Dennehy said it is uncommon for the situation to occur with logging involved. “But it does occasionally,” she added.
The Oregon Zoo also is currently nursing three orphaned cougar cubs. The zoo’s keepers have cared for the trio since early January, when an eastern Oregon hunter killed their mother.
The cougar cubs will eventually be sent to the North Carolina Zoo in Asheboro, N.C.
“ODFW’s staff worked to get the cougar kittens to the Oregon Zoo and final placement in North Carolina,” Dennehy said.
Dirksen said the response to the orphaned bear cubs was exemplary by all participants. He complimented the logging crew, which stopped working once they realized they had happened upon an occupied bear den and called it in promptly to state wildlife officials.

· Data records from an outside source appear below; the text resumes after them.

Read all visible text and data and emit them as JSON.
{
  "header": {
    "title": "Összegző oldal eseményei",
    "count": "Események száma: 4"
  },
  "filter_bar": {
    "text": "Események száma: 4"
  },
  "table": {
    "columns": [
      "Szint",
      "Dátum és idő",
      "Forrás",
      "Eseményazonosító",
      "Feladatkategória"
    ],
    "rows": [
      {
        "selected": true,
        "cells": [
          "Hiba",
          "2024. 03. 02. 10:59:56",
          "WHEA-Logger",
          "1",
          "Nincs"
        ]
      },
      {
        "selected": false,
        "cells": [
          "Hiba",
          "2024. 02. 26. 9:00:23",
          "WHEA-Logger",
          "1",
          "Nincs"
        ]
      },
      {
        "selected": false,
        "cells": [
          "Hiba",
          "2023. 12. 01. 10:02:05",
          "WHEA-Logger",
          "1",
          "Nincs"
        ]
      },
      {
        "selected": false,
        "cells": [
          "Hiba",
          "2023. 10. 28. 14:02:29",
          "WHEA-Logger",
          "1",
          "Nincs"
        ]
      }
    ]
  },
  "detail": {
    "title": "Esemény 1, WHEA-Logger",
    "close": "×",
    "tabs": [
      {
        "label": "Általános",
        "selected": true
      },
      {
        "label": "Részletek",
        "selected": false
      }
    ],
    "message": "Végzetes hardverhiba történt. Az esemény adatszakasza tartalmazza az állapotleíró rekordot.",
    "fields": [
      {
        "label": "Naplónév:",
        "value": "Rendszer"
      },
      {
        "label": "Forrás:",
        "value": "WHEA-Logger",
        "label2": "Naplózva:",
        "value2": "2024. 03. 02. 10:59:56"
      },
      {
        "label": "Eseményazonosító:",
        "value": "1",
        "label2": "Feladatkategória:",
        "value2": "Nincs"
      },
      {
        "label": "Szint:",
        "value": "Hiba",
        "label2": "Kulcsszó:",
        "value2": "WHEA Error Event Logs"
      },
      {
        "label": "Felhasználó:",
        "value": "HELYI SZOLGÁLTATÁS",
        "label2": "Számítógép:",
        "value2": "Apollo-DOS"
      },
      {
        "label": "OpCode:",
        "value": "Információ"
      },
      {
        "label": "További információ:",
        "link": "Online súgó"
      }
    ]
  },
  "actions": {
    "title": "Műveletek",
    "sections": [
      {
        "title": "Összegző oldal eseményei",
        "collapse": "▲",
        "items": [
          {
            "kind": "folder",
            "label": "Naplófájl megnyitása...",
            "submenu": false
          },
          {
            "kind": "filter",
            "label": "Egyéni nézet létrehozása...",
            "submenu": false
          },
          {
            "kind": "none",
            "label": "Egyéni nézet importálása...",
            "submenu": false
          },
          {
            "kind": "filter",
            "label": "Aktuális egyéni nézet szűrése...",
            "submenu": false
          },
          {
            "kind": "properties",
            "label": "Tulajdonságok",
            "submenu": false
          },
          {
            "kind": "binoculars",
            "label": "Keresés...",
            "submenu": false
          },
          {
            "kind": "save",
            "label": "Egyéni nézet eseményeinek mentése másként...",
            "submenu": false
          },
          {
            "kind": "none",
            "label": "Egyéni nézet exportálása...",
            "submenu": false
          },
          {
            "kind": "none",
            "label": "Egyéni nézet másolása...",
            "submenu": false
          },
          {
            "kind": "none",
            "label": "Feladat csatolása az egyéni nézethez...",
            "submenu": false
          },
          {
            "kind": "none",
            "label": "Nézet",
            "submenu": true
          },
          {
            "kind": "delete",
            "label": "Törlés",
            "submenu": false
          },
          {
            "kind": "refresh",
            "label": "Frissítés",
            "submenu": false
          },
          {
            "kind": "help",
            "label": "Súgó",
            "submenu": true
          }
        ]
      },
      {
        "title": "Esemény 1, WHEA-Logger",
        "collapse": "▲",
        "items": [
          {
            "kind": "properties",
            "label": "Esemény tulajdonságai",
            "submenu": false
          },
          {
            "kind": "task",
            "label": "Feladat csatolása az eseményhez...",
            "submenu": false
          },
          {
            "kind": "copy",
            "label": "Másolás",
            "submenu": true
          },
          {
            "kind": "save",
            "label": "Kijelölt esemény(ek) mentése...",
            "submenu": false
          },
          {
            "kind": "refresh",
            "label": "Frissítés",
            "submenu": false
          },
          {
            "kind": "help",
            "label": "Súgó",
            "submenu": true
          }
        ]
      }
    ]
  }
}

He said the incident is a good example of state-Tribal cooperation on the ground, from Tribal staff assisting understaffed Fish and Wildlife Department employees to working with Oregon State Police for transportation.
“We all know what a softie Kelly Dirksen is where baby animals are concerned, but it must have been quite a sight to see those tree fallers being so careful of those little cubs,” said Grand Ronde Public Affairs Director Siobhan Taylor.
“It speaks to the conservation awareness of Stimson and their employees, as well as the intergovernmental cooperation between the state Department of Fish and Wildlife, State Police and the Grand Ronde Tribe. All of them worked together to properly observe the situation and save the cubs.”